He was introduced to the area by a friend who happens to own Hell Gate Social, the only bar in the area. McKirdy, whose career includes tours in the city’s finest kitchens—Butter and Café Boulud among them—was enchanted.
“It was always my desire to have my own shop,” McKirdy, 43, said. “My gut feeling was that this was the right spot for me and the potential outweighed the negatives.”
The challenges were steep: the chef created a business plan based on the unknown—a still-emerging residential neighborhood that didn’t have a history of similar services. The site required a costly gut renovation. And McKirdy was intent on serving French-influenced pastries in a neighborhood loyal to its baklava and cannoli.
“I didn’t want to gear down to the neighborhood. I wanted [the shop] to reflect something I wanted for a long time, and something outside the usual Greek and Italian bakery shop.”
Astor Bake Shop opened in June to favorable reviews.
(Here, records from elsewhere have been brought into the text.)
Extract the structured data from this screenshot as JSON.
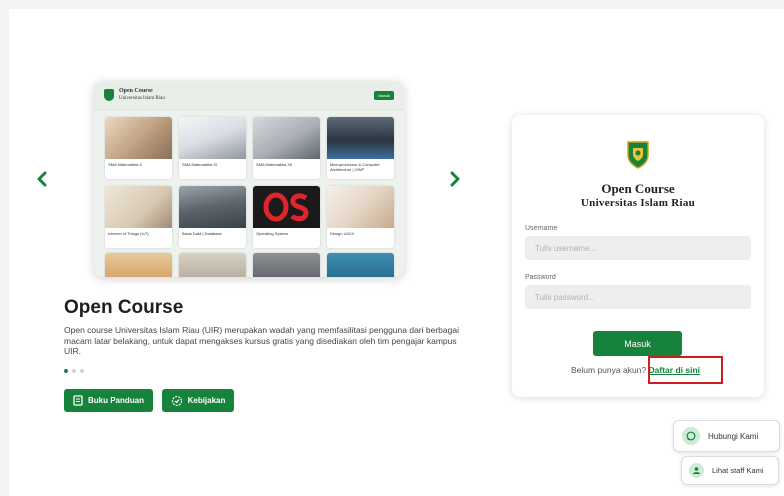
{
  "preview": {
    "header_title": "Open Course",
    "header_subtitle": "Universitas Islam Riau",
    "header_button": "Masuk",
    "courses": [
      {
        "caption": "SMA Matematika X"
      },
      {
        "caption": "SMA Matematika XI"
      },
      {
        "caption": "SMA Matematika XII"
      },
      {
        "caption": "Microprocessor & Computer Architecture | OWP"
      },
      {
        "caption": "Internet of Things (IoT)"
      },
      {
        "caption": "Basis Data | Database"
      },
      {
        "caption": "Operating System"
      },
      {
        "caption": "Design UI/UX"
      }
    ]
  },
  "hero": {
    "title": "Open Course",
    "description": "Open course Universitas Islam Riau (UIR) merupakan wadah yang memfasilitasi pengguna dari berbagai macam latar belakang, untuk dapat mengakses kursus gratis yang disediakan oleh tim pengajar kampus UIR.",
    "button_guide": "Buku Panduan",
    "button_policy": "Kebijakan"
  },
  "login": {
    "title": "Open Course",
    "subtitle": "Universitas Islam Riau",
    "username_label": "Username",
    "username_placeholder": "Tulis username...",
    "password_label": "Password",
    "password_placeholder": "Tulis password...",
    "submit": "Masuk",
    "signup_prompt": "Belum punya akun?",
    "signup_link": "Daftar di sini"
  },
  "floating": {
    "contact": "Hubungi Kami",
    "staff": "Lihat staff Kami"
  },
  "colors": {
    "primary": "#17823b",
    "highlight": "#cc1f1f"
  }
}
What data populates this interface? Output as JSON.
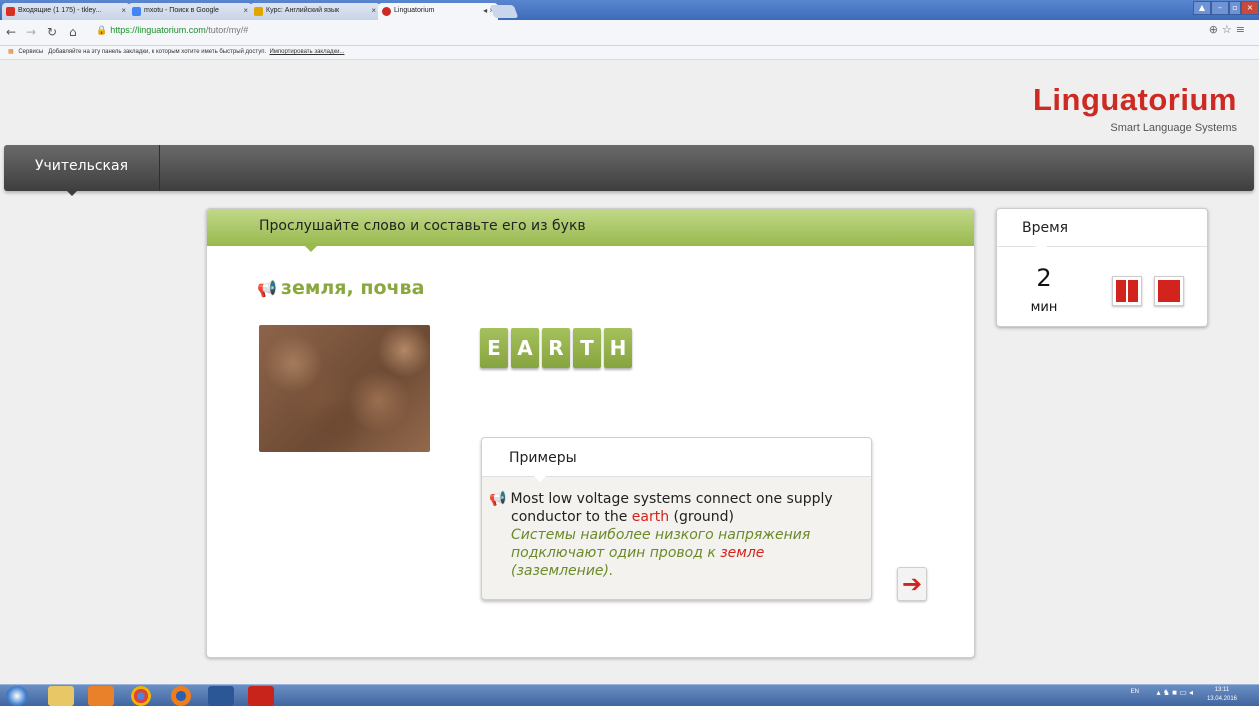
{
  "browser": {
    "tabs": [
      {
        "label": "Входящие (1 175) - tkley...",
        "icon_color": "#d93025"
      },
      {
        "label": "mxotu - Поиск в Google",
        "icon_color": "#4285f4"
      },
      {
        "label": "Курс: Английский язык",
        "icon_color": "#e2a400"
      },
      {
        "label": "Linguatorium",
        "icon_color": "#cc2a22"
      }
    ],
    "url_host": "https://linguatorium.com",
    "url_path": "/tutor/my/#",
    "bookmarks_apps": "Сервисы",
    "bookmarks_prompt": "Добавляйте на эту панель закладки, к которым хотите иметь быстрый доступ.",
    "bookmarks_import": "Импортировать закладки..."
  },
  "site": {
    "logo": "Linguatorium",
    "tagline": "Smart Language Systems",
    "nav_item": "Учительская"
  },
  "exercise": {
    "instruction": "Прослушайте слово и составьте его из букв",
    "word": "земля, почва",
    "letters": [
      "E",
      "A",
      "R",
      "T",
      "H"
    ],
    "examples_title": "Примеры",
    "example_en_before": "Most low voltage systems connect one supply conductor to the ",
    "example_en_hl": "earth",
    "example_en_after": " (ground)",
    "example_ru_before": "Системы наиболее низкого напряжения подключают один провод к ",
    "example_ru_hl": "земле",
    "example_ru_after": " (заземление)."
  },
  "timer": {
    "title": "Время",
    "value": "2",
    "unit": "мин"
  },
  "taskbar": {
    "lang": "EN",
    "time": "13:11",
    "date": "13.04.2016"
  },
  "colors": {
    "brand_red": "#cc2a22",
    "accent_green": "#98b94e"
  }
}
The renovation exposed the 19th-century brick walls, and features a marble-topped counter and custom tables made from reclaimed materials.
Light streams in through large storefront windows, and when you do turn your attention away from the simple beauty of the place, the pastries will perform their sweet seduction. McKirdy’s love affair with France is evident here.
Recently, the chef added a light brunch menu, also European-inspired with classics such as croque monsieur and seasonal tarts, sometimes featuring fresh figs or peaches picked from a neighbor’s yard. There’s dinner, too, and a newly minted wine and beer license with the lists still in development.
Residents such as Annie Leah Sommers, who’s been a customer since its opening, are keeping their fingers crossed.
“It’s a beautiful space, and a really good neighborhood place,” said Sommers, 41, a freelance editor. “It's extremely convivial and welcoming. It's obvious that he doesn't want to just make a buck, but that he really cares about his clients and providing them with a quasi home.”
12-23 Astoria Blvd., Queens
By the numbers:
Cost of renovation: $230,000
Monthly rent: $2,000
Square feet: 1,200 (+900 SF basement)
Employees: 6 full time; 3 part time
Years as a chef: 22